New research from Kaspersky Lab shows that four-in-five (81%) people believe that everyone has a secret they don’t want to reveal to others, whilst almost nine-in-ten (88%) concede it is very important to be able to maintain one’s privacy. Yet, it is getting more difficult to do so. In today’s increasingly connected world, almost three quarters (73%) admit that keeping secrets private is more important than ever.
It is interesting to note who people keep their secrets from. At least four-in-ten (43%) admit to keeping secrets from their immediate family, with nearly half (46%) of those surveyed admitting to harboring secrets from their circle of friends. Many people dread a secret becoming public. Well over a quarter (31%) of respondents say they would feel violated if a secret was revealed to a close family member. Similarly, 30% would worry that an employer would think badly of them if a certain secret was revealed. In fact, one-in-five (21%) would even fear losing their job.

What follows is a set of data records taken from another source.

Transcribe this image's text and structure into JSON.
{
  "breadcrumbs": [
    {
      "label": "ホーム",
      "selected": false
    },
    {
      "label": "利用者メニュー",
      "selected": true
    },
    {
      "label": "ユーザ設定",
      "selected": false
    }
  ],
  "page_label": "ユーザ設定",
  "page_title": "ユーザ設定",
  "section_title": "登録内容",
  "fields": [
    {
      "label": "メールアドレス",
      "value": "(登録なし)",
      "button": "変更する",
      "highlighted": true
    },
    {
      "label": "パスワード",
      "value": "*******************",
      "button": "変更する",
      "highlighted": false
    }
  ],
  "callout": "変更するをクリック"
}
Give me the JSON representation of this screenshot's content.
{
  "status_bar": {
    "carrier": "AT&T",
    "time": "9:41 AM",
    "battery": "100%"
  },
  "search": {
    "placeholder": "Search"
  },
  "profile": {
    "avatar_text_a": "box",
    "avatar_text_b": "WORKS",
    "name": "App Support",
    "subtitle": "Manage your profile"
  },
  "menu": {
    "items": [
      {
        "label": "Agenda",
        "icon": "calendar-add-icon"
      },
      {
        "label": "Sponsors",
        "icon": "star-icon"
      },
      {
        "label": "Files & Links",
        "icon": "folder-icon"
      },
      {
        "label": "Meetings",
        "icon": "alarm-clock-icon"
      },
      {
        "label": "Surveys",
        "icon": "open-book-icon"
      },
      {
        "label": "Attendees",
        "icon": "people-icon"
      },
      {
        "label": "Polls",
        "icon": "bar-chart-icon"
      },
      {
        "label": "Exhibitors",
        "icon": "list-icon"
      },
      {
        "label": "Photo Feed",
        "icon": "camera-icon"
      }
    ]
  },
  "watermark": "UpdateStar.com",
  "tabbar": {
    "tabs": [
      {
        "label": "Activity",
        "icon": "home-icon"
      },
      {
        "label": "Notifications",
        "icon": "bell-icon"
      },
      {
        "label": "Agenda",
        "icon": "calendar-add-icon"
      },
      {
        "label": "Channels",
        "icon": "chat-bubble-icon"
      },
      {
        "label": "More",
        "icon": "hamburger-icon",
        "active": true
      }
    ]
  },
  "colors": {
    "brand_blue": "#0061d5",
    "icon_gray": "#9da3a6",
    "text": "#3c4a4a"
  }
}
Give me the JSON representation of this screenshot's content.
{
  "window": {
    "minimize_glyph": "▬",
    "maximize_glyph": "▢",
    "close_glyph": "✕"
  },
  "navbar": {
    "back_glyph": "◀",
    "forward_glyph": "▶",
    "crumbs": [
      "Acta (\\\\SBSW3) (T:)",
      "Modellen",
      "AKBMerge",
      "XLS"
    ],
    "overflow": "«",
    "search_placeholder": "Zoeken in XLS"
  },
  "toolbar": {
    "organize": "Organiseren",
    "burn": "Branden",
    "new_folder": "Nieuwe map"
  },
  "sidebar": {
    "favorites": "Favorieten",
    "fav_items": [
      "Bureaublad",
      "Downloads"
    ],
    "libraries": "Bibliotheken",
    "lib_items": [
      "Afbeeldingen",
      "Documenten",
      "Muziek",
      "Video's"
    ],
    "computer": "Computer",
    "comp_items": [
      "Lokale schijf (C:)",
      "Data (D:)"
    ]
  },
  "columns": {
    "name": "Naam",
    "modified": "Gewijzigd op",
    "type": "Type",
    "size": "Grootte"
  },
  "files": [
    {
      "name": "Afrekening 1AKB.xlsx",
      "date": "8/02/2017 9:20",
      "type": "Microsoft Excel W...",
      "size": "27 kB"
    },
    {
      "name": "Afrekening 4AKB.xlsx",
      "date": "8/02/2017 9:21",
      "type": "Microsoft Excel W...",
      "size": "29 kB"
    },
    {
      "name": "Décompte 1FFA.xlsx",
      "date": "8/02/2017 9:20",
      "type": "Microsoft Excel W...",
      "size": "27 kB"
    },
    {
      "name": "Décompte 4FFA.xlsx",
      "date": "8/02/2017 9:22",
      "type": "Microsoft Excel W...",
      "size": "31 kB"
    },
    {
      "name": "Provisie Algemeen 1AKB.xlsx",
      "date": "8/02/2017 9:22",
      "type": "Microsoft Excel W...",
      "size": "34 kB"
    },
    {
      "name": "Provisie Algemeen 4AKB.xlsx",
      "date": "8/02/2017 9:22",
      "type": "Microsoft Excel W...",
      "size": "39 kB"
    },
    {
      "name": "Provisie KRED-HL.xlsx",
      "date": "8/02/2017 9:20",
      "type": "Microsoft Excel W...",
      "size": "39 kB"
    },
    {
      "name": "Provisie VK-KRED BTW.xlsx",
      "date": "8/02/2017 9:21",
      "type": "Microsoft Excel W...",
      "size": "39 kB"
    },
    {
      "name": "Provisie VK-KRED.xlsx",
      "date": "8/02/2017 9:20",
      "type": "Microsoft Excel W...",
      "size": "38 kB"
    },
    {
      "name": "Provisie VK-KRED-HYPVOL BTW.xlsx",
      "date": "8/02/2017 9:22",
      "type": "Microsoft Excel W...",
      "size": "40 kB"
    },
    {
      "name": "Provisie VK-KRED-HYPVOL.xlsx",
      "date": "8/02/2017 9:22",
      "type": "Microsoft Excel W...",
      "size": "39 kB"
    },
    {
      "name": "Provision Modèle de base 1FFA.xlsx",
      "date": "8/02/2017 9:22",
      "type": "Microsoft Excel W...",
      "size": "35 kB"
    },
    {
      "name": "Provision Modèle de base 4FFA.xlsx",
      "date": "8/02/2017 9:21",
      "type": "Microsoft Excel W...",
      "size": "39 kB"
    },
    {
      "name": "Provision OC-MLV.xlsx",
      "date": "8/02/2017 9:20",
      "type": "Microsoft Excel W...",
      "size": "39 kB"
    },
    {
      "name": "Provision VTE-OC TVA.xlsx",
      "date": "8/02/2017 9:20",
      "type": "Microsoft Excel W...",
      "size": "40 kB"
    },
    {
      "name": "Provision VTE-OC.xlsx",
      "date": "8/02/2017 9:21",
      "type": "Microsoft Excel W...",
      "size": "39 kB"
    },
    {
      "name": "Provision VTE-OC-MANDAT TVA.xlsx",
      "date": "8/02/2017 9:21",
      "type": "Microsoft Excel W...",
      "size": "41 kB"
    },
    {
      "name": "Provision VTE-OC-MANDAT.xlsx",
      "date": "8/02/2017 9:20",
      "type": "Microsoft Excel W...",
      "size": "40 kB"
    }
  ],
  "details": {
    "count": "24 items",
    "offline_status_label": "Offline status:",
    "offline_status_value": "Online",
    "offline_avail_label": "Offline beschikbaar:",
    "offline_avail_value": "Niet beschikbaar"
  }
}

The ramifications of a secret being revealed online as a result of a personal data privacy breach is increasingly stark: people fear financial ruin, loss of employment, reputational damage, losing friends and even the potential breakdown of a relationship.
Despite the prevalence of high-profile data breaches, less than a third (34%) of respondents say they have strengthened their passwords. In fact, less than half (43%) admit to having up-to-date security protection on all their devices.
“We have become a society built upon digital secrets, with those secrets becoming commoditised and traded on the dark web. However, consumers continue to shun the requisite measures to protect themselves, despite the plethora of high-profile data breaches seemingly happening on a daily basis. Very few of our survey respondents said they have strengthened their passwords, whilst only a small percentage have robust and up-to-date security protection across all their devices. This needs to change if consumers want to keep their digital privacy,” comments David Emm, Principal Security Researcher at Kaspersky Lab.
It must be remembered that not all secrets are bad. The majority (85%) of respondents agree that keeping a birthday gift or a surprise birthday party secret can be a positive thing. Similarly, whilst the rise in social media has led to the art of gossiping to reach untold levels, over two thirds (%) of respondents said that if a friend tells them something in confidence, they won’t divulge it to anyone else.
Whether it is a password, your bank account details or a series of photos taken at college, everyone has a multitude of secrets that they need to keep safe.
“In today’s connected world, secrets are spread in real-time. As a result, keeping them is definitely more difficult than it was a few years ago. Because of this, secrets have become more precious – because their loss has become more expensive. Private information is in constant danger of being lost online or through social media,” adds Professor. Dr. Frank Schwab.
To ensure you can maintain your digital privacy, Kaspersky Lab recommends that users:
- Think twice before posting on social media channels and consider the ramifications if something sensitive becomes public knowledge
- Keep their online credentials and passwords to themselves. Sharing them with family or friends could lead to exploitation and cybercriminals accessing personal information
- Adopt robust cybersecurity solutions to comprehensively control and protect their sensitive information. Solutions include Kaspersky Internet Security and Kaspersky Password Manager